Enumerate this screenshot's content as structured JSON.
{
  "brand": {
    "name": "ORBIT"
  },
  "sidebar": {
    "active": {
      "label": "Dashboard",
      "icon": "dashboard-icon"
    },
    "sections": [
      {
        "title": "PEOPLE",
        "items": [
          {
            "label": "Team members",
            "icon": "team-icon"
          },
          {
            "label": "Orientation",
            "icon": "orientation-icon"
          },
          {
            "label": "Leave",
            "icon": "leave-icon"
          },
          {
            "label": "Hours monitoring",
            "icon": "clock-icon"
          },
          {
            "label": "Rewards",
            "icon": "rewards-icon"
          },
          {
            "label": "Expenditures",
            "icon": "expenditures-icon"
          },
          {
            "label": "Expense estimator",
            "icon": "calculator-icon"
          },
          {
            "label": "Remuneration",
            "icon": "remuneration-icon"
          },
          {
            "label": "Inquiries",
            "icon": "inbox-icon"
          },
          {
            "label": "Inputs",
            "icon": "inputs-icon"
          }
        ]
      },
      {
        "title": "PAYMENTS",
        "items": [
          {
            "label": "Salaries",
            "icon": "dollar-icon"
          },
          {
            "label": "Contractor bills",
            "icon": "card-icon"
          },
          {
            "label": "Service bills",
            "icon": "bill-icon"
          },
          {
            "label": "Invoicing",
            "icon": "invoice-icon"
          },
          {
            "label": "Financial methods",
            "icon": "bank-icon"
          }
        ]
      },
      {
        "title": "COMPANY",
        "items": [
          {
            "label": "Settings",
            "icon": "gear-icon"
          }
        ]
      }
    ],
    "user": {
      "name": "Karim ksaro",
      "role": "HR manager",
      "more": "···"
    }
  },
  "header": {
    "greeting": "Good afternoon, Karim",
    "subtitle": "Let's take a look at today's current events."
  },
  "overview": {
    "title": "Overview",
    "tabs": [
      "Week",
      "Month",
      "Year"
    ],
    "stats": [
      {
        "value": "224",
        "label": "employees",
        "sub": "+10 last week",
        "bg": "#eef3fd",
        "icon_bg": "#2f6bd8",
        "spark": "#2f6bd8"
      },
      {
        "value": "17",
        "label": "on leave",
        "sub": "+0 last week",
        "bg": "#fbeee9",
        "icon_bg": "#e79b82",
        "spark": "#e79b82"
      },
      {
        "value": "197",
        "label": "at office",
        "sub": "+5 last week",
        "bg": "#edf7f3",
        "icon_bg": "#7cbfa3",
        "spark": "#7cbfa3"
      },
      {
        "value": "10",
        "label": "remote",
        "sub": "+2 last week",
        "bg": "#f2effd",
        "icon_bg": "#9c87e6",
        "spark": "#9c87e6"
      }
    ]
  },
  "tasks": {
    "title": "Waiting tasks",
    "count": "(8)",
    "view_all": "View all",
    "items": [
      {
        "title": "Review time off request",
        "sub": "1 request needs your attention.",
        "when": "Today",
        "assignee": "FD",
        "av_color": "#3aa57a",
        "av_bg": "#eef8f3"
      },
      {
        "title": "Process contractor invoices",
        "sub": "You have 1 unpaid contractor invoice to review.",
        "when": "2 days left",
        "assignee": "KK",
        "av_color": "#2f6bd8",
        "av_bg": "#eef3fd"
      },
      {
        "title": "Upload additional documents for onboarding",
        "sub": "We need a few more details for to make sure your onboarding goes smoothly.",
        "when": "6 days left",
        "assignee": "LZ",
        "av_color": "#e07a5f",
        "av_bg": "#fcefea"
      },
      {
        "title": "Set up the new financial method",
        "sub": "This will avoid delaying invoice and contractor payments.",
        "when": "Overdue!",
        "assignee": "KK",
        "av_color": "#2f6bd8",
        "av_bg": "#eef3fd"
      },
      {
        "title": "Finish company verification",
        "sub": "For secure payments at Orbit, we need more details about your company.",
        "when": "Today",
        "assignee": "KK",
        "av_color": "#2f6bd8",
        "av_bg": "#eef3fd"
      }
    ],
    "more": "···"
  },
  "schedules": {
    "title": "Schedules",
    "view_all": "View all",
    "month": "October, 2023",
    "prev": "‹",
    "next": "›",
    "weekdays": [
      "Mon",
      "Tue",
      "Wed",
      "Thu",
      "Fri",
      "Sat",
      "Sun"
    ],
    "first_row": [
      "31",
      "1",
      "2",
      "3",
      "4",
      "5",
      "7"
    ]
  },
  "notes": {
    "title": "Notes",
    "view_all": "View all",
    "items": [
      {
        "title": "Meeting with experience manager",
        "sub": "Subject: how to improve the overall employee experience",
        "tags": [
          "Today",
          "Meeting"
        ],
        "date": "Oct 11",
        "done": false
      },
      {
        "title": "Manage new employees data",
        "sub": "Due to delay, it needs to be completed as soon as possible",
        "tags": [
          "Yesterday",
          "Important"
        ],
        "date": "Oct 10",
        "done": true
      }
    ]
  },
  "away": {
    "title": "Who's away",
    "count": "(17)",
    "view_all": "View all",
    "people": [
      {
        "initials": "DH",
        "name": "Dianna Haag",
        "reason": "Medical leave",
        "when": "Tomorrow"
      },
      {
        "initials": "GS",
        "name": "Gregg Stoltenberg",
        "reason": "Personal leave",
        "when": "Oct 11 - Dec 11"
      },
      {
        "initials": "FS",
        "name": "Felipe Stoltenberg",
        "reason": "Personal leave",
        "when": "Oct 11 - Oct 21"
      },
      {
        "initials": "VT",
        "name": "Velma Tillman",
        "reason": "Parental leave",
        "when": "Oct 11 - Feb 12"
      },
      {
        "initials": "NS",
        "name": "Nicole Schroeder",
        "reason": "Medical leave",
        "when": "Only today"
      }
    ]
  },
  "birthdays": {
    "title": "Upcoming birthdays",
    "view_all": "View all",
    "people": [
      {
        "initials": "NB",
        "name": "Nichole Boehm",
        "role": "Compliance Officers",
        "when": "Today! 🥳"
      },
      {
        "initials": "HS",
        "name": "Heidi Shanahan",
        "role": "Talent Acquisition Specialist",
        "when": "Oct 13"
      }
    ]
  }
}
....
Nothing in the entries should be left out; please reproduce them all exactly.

◆ **OUTPUT BELOW**
Enumerate this screenshot's content as structured JSON.
{
  "brand": {
    "name": "ORBIT"
  },
  "sidebar": {
    "active": {
      "label": "Dashboard",
      "icon": "dashboard-icon"
    },
    "sections": [
      {
        "title": "PEOPLE",
        "items": [
          {
            "label": "Team members",
            "icon": "team-icon"
          },
          {
            "label": "Orientation",
            "icon": "orientation-icon"
          },
          {
            "label": "Leave",
            "icon": "leave-icon"
          },
          {
            "label": "Hours monitoring",
            "icon": "clock-icon"
          },
          {
            "label": "Rewards",
            "icon": "rewards-icon"
          },
          {
            "label": "Expenditures",
            "icon": "expenditures-icon"
          },
          {
            "label": "Expense estimator",
            "icon": "calculator-icon"
          },
          {
            "label": "Remuneration",
            "icon": "remuneration-icon"
          },
          {
            "label": "Inquiries",
            "icon": "inbox-icon"
          },
          {
            "label": "Inputs",
            "icon": "inputs-icon"
          }
        ]
      },
      {
        "title": "PAYMENTS",
        "items": [
          {
            "label": "Salaries",
            "icon": "dollar-icon"
          },
          {
            "label": "Contractor bills",
            "icon": "card-icon"
          },
          {
            "label": "Service bills",
            "icon": "bill-icon"
          },
          {
            "label": "Invoicing",
            "icon": "invoice-icon"
          },
          {
            "label": "Financial methods",
            "icon": "bank-icon"
          }
        ]
      },
      {
        "title": "COMPANY",
        "items": [
          {
            "label": "Settings",
            "icon": "gear-icon"
          }
        ]
      }
    ],
    "user": {
      "name": "Karim ksaro",
      "role": "HR manager",
      "more": "···"
    }
  },
  "header": {
    "greeting": "Good afternoon, Karim",
    "subtitle": "Let's take a look at today's current events."
  },
  "overview": {
    "title": "Overview",
    "tabs": [
      "Week",
      "Month",
      "Year"
    ],
    "stats": [
      {
        "value": "224",
        "label": "employees",
        "sub": "+10 last week",
        "bg": "#eef3fd",
        "icon_bg": "#2f6bd8",
        "spark": "#2f6bd8"
      },
      {
        "value": "17",
        "label": "on leave",
        "sub": "+0 last week",
        "bg": "#fbeee9",
        "icon_bg": "#e79b82",
        "spark": "#e79b82"
      },
      {
        "value": "197",
        "label": "at office",
        "sub": "+5 last week",
        "bg": "#edf7f3",
        "icon_bg": "#7cbfa3",
        "spark": "#7cbfa3"
      },
      {
        "value": "10",
        "label": "remote",
        "sub": "+2 last week",
        "bg": "#f2effd",
        "icon_bg": "#9c87e6",
        "spark": "#9c87e6"
      }
    ]
  },
  "tasks": {
    "title": "Waiting tasks",
    "count": "(8)",
    "view_all": "View all",
    "items": [
      {
        "title": "Review time off request",
        "sub": "1 request needs your attention.",
        "when": "Today",
        "assignee": "FD",
        "av_color": "#3aa57a",
        "av_bg": "#eef8f3"
      },
      {
        "title": "Process contractor invoices",
        "sub": "You have 1 unpaid contractor invoice to review.",
        "when": "2 days left",
        "assignee": "KK",
        "av_color": "#2f6bd8",
        "av_bg": "#eef3fd"
      },
      {
        "title": "Upload additional documents for onboarding",
        "sub": "We need a few more details for to make sure your onboarding goes smoothly.",
        "when": "6 days left",
        "assignee": "LZ",
        "av_color": "#e07a5f",
        "av_bg": "#fcefea"
      },
      {
        "title": "Set up the new financial method",
        "sub": "This will avoid delaying invoice and contractor payments.",
        "when": "Overdue!",
        "assignee": "KK",
        "av_color": "#2f6bd8",
        "av_bg": "#eef3fd"
      },
      {
        "title": "Finish company verification",
        "sub": "For secure payments at Orbit, we need more details about your company.",
        "when": "Today",
        "assignee": "KK",
        "av_color": "#2f6bd8",
        "av_bg": "#eef3fd"
      }
    ],
    "more": "···"
  },
  "schedules": {
    "title": "Schedules",
    "view_all": "View all",
    "month": "October, 2023",
    "prev": "‹",
    "next": "›",
    "weekdays": [
      "Mon",
      "Tue",
      "Wed",
      "Thu",
      "Fri",
      "Sat",
      "Sun"
    ],
    "first_row": [
      "31",
      "1",
      "2",
      "3",
      "4",
      "5",
      "7"
    ]
  },
  "notes": {
    "title": "Notes",
    "view_all": "View all",
    "items": [
      {
        "title": "Meeting with experience manager",
        "sub": "Subject: how to improve the overall employee experience",
        "tags": [
          "Today",
          "Meeting"
        ],
        "date": "Oct 11",
        "done": false
      },
      {
        "title": "Manage new employees data",
        "sub": "Due to delay, it needs to be completed as soon as possible",
        "tags": [
          "Yesterday",
          "Important"
        ],
        "date": "Oct 10",
        "done": true
      }
    ]
  },
  "away": {
    "title": "Who's away",
    "count": "(17)",
    "view_all": "View all",
    "people": [
      {
        "initials": "DH",
        "name": "Dianna Haag",
        "reason": "Medical leave",
        "when": "Tomorrow"
      },
      {
        "initials": "GS",
        "name": "Gregg Stoltenberg",
        "reason": "Personal leave",
        "when": "Oct 11 - Dec 11"
      },
      {
        "initials": "FS",
        "name": "Felipe Stoltenberg",
        "reason": "Personal leave",
        "when": "Oct 11 - Oct 21"
      },
      {
        "initials": "VT",
        "name": "Velma Tillman",
        "reason": "Parental leave",
        "when": "Oct 11 - Feb 12"
      },
      {
        "initials": "NS",
        "name": "Nicole Schroeder",
        "reason": "Medical leave",
        "when": "Only today"
      }
    ]
  },
  "birthdays": {
    "title": "Upcoming birthdays",
    "view_all": "View all",
    "people": [
      {
        "initials": "NB",
        "name": "Nichole Boehm",
        "role": "Compliance Officers",
        "when": "Today! 🥳"
      },
      {
        "initials": "HS",
        "name": "Heidi Shanahan",
        "role": "Talent Acquisition Specialist",
        "when": "Oct 13"
      }
    ]
  }
}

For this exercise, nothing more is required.